Exercise prompt: The records below need copying. Match each line exactly.

Supplied material:
--- START ---

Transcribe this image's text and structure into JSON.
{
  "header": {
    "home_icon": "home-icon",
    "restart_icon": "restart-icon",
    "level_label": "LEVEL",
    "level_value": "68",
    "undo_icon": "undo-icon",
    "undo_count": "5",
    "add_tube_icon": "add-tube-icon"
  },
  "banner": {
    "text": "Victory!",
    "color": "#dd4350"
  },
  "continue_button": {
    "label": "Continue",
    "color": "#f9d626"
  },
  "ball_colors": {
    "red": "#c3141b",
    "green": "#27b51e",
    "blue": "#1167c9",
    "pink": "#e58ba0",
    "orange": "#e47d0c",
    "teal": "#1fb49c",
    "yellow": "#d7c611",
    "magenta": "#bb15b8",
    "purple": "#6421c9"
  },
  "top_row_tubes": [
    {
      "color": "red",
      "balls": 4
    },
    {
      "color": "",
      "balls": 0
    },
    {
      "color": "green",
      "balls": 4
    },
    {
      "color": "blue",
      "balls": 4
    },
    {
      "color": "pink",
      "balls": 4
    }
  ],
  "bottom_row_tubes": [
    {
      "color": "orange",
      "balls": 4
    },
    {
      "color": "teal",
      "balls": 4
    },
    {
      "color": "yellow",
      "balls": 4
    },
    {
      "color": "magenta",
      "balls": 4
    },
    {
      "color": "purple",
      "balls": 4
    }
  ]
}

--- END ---

Result:
Transcribe this image's text and structure into JSON.
{
  "header": {
    "home_icon": "home-icon",
    "restart_icon": "restart-icon",
    "level_label": "LEVEL",
    "level_value": "68",
    "undo_icon": "undo-icon",
    "undo_count": "5",
    "add_tube_icon": "add-tube-icon"
  },
  "banner": {
    "text": "Victory!",
    "color": "#dd4350"
  },
  "continue_button": {
    "label": "Continue",
    "color": "#f9d626"
  },
  "ball_colors": {
    "red": "#c3141b",
    "green": "#27b51e",
    "blue": "#1167c9",
    "pink": "#e58ba0",
    "orange": "#e47d0c",
    "teal": "#1fb49c",
    "yellow": "#d7c611",
    "magenta": "#bb15b8",
    "purple": "#6421c9"
  },
  "top_row_tubes": [
    {
      "color": "red",
      "balls": 4
    },
    {
      "color": "",
      "balls": 0
    },
    {
      "color": "green",
      "balls": 4
    },
    {
      "color": "blue",
      "balls": 4
    },
    {
      "color": "pink",
      "balls": 4
    }
  ],
  "bottom_row_tubes": [
    {
      "color": "orange",
      "balls": 4
    },
    {
      "color": "teal",
      "balls": 4
    },
    {
      "color": "yellow",
      "balls": 4
    },
    {
      "color": "magenta",
      "balls": 4
    },
    {
      "color": "purple",
      "balls": 4
    }
  ]
}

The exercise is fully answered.